A complete answer lists every line of the entries below where the string "JSON" appears.

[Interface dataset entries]
Segment Open
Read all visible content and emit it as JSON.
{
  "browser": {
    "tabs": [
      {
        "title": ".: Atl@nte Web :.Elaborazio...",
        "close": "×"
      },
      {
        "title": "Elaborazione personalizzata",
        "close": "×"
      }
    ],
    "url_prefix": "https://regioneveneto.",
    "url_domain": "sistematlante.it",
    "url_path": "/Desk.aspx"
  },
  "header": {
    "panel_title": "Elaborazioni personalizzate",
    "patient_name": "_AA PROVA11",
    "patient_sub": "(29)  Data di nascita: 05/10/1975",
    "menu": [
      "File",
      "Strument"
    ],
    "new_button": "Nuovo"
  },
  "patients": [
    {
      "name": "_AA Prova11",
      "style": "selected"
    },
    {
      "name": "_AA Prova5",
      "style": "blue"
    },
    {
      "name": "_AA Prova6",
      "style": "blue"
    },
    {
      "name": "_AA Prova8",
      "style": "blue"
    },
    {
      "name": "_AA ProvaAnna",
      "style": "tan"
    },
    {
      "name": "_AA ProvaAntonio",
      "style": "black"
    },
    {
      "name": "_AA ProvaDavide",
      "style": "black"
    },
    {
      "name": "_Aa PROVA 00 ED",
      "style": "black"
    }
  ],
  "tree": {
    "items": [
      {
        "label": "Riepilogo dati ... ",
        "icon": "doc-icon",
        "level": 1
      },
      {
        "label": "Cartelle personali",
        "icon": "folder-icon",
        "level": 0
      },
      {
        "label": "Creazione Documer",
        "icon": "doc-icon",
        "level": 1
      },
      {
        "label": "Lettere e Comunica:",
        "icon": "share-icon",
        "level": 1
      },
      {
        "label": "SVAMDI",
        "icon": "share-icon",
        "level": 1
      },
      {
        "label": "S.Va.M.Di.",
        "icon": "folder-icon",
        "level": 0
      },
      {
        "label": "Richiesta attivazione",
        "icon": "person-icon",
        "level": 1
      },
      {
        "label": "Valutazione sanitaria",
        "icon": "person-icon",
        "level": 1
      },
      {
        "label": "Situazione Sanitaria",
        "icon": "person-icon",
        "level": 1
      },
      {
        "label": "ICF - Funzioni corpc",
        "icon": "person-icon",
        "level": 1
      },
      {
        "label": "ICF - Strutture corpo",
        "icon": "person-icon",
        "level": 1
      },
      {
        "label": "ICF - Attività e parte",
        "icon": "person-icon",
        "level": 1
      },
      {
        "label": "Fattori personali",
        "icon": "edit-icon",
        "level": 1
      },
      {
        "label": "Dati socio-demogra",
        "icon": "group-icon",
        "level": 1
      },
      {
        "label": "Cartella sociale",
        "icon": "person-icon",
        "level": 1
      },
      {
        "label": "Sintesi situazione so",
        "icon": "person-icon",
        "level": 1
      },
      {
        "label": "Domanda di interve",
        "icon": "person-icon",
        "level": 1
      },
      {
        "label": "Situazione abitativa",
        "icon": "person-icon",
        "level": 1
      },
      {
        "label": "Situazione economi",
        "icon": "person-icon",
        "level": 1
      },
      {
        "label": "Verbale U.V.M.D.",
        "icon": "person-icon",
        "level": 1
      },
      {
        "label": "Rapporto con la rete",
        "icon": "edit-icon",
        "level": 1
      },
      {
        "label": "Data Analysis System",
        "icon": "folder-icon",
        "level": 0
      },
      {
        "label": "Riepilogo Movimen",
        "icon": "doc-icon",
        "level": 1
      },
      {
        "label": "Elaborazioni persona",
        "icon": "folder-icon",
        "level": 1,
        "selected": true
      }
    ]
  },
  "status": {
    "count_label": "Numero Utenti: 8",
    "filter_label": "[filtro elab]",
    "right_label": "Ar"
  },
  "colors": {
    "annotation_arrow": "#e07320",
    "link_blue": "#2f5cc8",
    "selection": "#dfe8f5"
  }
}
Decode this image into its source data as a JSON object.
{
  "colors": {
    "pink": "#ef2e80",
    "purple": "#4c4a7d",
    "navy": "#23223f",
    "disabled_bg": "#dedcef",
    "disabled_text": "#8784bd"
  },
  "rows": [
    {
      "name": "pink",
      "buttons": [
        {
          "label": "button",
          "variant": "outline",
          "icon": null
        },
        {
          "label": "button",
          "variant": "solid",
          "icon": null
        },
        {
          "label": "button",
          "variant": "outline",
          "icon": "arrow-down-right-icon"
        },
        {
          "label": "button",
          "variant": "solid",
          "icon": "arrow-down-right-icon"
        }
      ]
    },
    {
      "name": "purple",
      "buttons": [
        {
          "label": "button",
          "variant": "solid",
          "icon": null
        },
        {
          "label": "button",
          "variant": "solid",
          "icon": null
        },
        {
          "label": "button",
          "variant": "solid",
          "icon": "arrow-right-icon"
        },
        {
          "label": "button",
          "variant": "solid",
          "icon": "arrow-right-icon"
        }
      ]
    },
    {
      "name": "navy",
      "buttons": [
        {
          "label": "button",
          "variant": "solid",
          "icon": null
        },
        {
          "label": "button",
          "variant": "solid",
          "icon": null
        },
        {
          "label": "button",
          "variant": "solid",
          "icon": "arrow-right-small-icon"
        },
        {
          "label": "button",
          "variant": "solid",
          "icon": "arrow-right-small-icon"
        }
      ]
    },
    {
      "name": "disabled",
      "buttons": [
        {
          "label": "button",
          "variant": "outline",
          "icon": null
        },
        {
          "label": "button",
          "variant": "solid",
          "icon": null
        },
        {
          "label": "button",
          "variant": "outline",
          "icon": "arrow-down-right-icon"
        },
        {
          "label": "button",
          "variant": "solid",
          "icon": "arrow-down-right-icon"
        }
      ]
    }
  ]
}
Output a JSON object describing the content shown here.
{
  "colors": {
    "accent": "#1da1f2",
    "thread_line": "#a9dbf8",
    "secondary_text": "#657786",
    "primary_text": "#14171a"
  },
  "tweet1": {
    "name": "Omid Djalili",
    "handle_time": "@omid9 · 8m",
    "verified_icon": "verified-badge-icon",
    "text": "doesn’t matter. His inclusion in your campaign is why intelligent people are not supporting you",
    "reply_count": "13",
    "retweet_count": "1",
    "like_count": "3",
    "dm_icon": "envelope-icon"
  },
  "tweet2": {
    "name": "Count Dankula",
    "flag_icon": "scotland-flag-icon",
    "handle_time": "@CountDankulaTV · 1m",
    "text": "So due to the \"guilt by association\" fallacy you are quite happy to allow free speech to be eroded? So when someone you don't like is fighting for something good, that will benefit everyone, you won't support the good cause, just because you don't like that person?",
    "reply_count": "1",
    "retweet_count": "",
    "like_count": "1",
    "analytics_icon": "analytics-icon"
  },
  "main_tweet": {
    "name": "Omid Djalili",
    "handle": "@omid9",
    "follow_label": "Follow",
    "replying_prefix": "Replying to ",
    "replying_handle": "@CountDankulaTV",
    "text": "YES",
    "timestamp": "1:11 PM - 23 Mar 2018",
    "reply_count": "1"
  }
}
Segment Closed
- [SOLUTION FOR THIS EXERCISE]
Read all visible content and emit it as JSON.
Decode this image into its source data as a JSON object.
Output a JSON object describing the content shown here.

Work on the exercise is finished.